Typhoon Molave is forecast to slam into Vietnam's south central coast with sustained winds of up to 135 kilometers (84 miles) per hour on Wednesday morning, according to the official Vietnam News Agency. The typhoon left at least 3 people dead and 13 missing and displaced more than 120,000 villagers in the Philippines before blowing toward Vietnam.
Prime Minister Nguyen Xuan Phuc ordered provincial authorities late Monday to prepare to evacuate about 1.3 million people in regions lying on the typhoon's path.
"We must keep our guard up to protect the lives of the people.

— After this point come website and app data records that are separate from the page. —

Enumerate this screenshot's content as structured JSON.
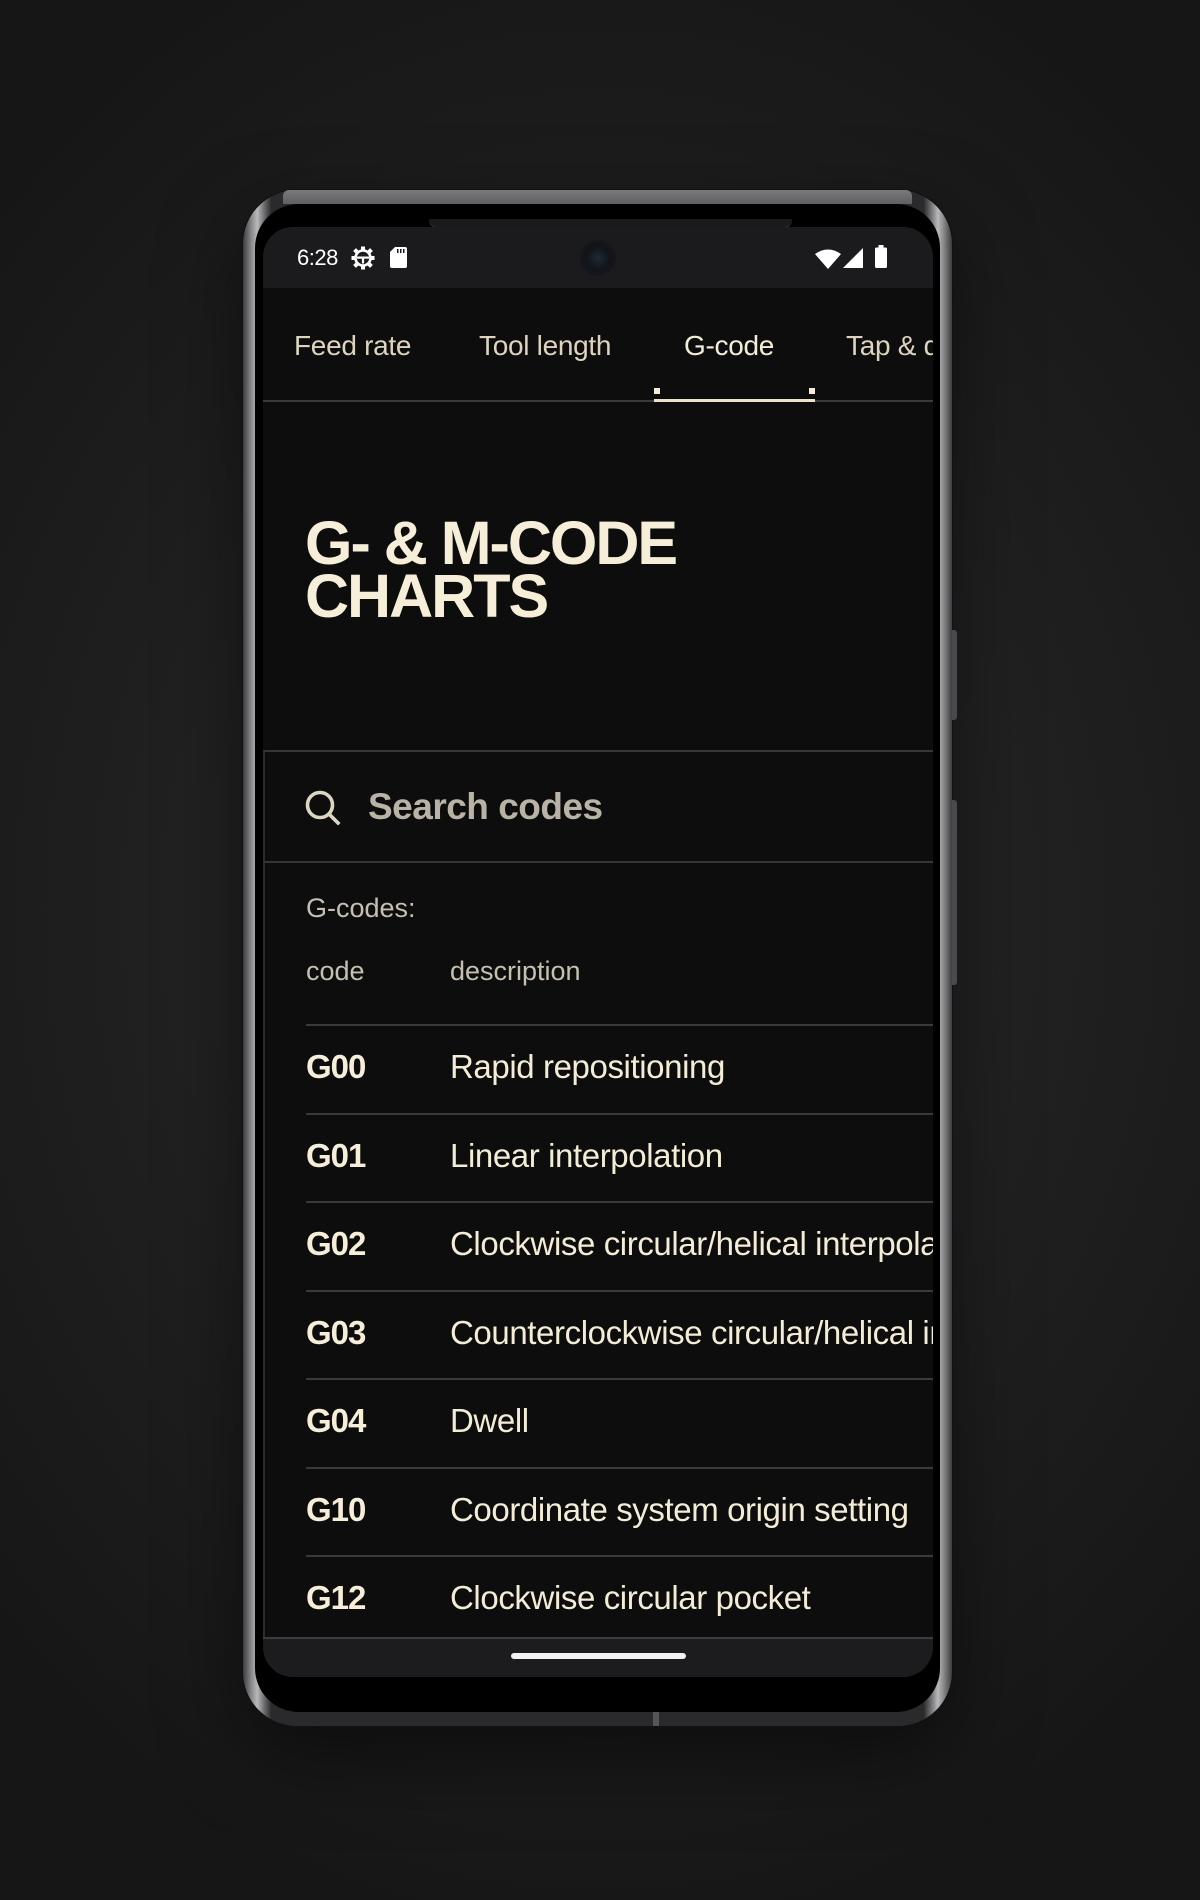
{
  "status_bar": {
    "time": "6:28",
    "left_icons": [
      "settings-gear-icon",
      "sd-card-icon"
    ],
    "right_icons": [
      "wifi-icon",
      "cellular-signal-icon",
      "battery-icon"
    ]
  },
  "tabs": [
    {
      "label": "Feed rate",
      "active": false
    },
    {
      "label": "Tool length",
      "active": false
    },
    {
      "label": "G-code",
      "active": true
    },
    {
      "label": "Tap & d",
      "active": false
    }
  ],
  "page": {
    "title_line1": "G- & M-CODE",
    "title_line2": "CHARTS"
  },
  "search": {
    "placeholder": "Search codes",
    "value": "",
    "icon": "search-icon"
  },
  "gcodes": {
    "section_label": "G-codes:",
    "columns": {
      "code": "code",
      "description": "description"
    },
    "rows": [
      {
        "code": "G00",
        "description": "Rapid repositioning"
      },
      {
        "code": "G01",
        "description": "Linear interpolation"
      },
      {
        "code": "G02",
        "description": "Clockwise circular/helical interpolation"
      },
      {
        "code": "G03",
        "description": "Counterclockwise circular/helical interpolation"
      },
      {
        "code": "G04",
        "description": "Dwell"
      },
      {
        "code": "G10",
        "description": "Coordinate system origin setting"
      },
      {
        "code": "G12",
        "description": "Clockwise circular pocket"
      }
    ]
  },
  "theme": {
    "background": "#0d0d0d",
    "text_cream": "#f3ecd6",
    "muted_text": "#c6c0b2",
    "divider": "#3a3a3a"
  }
}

That is the utmost important task to get people to safe places," Phuc was quoted as saying in an emergency meeting with officials in charge of disaster response.
Those living in vulnerable, low-lying areas will head to sturdier shelters inland. The number of people to be evacuated may shrink as the typhoon's path becomes more certain.
PORTERSVILLE, Pa. (AP) — The setting: a rolling patch of Pennsylvania farmland, about 15 miles from the little town where "Night of the Living Dead" was filmed. The moment: Halloween season 2020, a moonlit Friday night.
She strides up to the hayride and beckons you to the dimly lit tent behind her. Her eyes are hollow. "Blood" streaks her nurse's uniform. Across her forehead is a deep, oozing wound.
"This is the corona tent," she says. "I'm Nurse Ratched. We're gonna test you all for the corona."
On the truck, the voice of a teenage girl slices through the darkness: "I TOLD you there'd be a COVID section."
This is Cheeseman Fright Farm, one of those stylish Halloween attractions that emerge from the shadows in the United States of America when the leaves start falling and the days grow shorter.